The following is an archived copy of a message sent to a Discussion List run by the Campaign Against Sanctions on Iraq.

Views expressed in this archived message are those of the author, not of the Campaign Against Sanctions on Iraq.

[Main archive index/search] [List information] [Campaign Against Sanctions on Iraq Homepage]

[Date Prev][Date Next][Thread Prev][Thread Next][Date Index][Thread Index]

Re: Iraq

On Thu, 5 Feb 1998, S. Barakat wrote:

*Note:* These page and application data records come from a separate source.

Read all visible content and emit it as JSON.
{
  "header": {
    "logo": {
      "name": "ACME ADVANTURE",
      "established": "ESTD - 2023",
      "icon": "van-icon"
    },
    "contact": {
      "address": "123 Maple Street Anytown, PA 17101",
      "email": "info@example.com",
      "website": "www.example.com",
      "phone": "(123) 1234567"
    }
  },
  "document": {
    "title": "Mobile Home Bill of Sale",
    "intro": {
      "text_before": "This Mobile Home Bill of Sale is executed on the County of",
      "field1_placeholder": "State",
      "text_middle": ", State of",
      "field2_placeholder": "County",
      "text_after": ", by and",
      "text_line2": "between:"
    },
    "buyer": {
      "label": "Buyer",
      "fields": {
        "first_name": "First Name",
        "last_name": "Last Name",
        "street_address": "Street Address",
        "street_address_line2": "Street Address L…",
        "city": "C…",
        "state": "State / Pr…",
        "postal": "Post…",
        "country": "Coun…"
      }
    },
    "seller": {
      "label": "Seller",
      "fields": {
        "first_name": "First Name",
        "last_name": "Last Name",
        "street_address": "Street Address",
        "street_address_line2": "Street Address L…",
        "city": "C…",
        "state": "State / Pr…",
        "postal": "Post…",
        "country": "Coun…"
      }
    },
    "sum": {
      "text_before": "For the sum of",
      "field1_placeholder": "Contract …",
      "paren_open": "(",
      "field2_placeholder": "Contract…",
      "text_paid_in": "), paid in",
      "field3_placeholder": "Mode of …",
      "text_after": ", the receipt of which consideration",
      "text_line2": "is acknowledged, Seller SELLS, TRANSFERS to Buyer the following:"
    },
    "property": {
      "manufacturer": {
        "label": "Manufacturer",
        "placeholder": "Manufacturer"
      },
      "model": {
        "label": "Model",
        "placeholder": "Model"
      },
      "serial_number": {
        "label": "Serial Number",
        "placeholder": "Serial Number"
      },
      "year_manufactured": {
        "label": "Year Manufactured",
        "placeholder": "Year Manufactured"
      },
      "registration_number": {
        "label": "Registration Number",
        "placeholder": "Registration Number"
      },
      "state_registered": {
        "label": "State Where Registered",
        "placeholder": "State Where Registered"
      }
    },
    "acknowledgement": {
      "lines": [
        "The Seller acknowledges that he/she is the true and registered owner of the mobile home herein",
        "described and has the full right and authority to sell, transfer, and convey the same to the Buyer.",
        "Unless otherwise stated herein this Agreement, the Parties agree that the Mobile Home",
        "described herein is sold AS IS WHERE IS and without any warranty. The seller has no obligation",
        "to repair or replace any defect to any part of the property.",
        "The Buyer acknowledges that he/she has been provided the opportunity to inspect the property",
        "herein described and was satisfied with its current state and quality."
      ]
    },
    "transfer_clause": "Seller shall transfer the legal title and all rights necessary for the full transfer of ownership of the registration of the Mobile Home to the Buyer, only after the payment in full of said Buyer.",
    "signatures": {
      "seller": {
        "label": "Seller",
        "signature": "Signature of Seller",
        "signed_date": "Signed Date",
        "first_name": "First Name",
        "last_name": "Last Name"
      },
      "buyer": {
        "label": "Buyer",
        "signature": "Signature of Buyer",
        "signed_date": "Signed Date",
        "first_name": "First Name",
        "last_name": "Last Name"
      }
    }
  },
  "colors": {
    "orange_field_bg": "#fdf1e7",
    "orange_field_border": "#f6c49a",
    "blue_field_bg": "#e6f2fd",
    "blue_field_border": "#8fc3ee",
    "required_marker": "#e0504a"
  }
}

> > how about this (conterversial) suggestion ; asassinate Saddam Hussein.
> > If it is acceptable to kill civilians because their country is a threat, I
> > can't see a problem with removing the man who carries the blame.
> isn't that what the
> bombing is trying to achieve? ok, i know the point is supposed to be to
> get iraq to comply with un resolutions etc, but at the end of the day
> saddam is the problem, right? as we're in the 90s and the US care about
> their image it wouldn't look too good to send the cia in, so why not bomb
> the place, boost the arms industry and give everyone the impression that
> we're fighting for peace and democracy at the same time!
> to be honest it is hard to make sense of the whole situation.  If the US
> had wanted to get rid of saddam they would have done so a long time ago.
> he's useful as a "demon", so why the whole strike thing now? can anyone
> offer any insights?
> samira 
The CIA could easily assassinate Saddam and make it look like one of his
own men did it. This person could be painted national hero and
liberator set up as a puppet leader. Anybody here remember Vietnam? It
went wrong there, so I figure either the US hasn't found the right person
to take over, or feels that the enemy they know is better than the one
they don't know. Perhaps they even think to assassinate Hussain is
going too far. You never know. However, it is clear that the US has no
advantage in keeping a 'demon' in the Mid-East. As mentioned in previous 
postings, oil prices would fall if Iraq were producing up to capacity.
That is definitely to US interest, as the largest consumer.

The Middle East isn't a region that Americans care much about because it
is far away, and their own current issues  with plurality mostly have to
do with Asian and Latin American immigrants. You have to understand this
is a nation that is huge, has no natural enemies, and whose people go into
culture shock if they enter the next state. Most of them cannot conceive
of the internationalism that is the reality of smaller countries like
those in the Middle East and Europe who are not boardered on 2 sides by
enormous oceans and do not grow more food than they can possibly eat. That
doesn't translate directly to provincialism, because it is such a big
place. It is strange, because everyone in the world thinks about America
a lot more than most Americans are thinking about them.

- Patricia
> --
> -----------------------------------------------------------------------------
> This is a discussion list run by Campaign Against Sanctions on Iraq.
> To be removed/added, email, NOT the
> whole list. Archived at

This is a discussion list run by Campaign Against Sanctions on Iraq.
To be removed/added, email, NOT the
whole list. Archived at

[Campaign Against Sanctions on Iraq Homepage]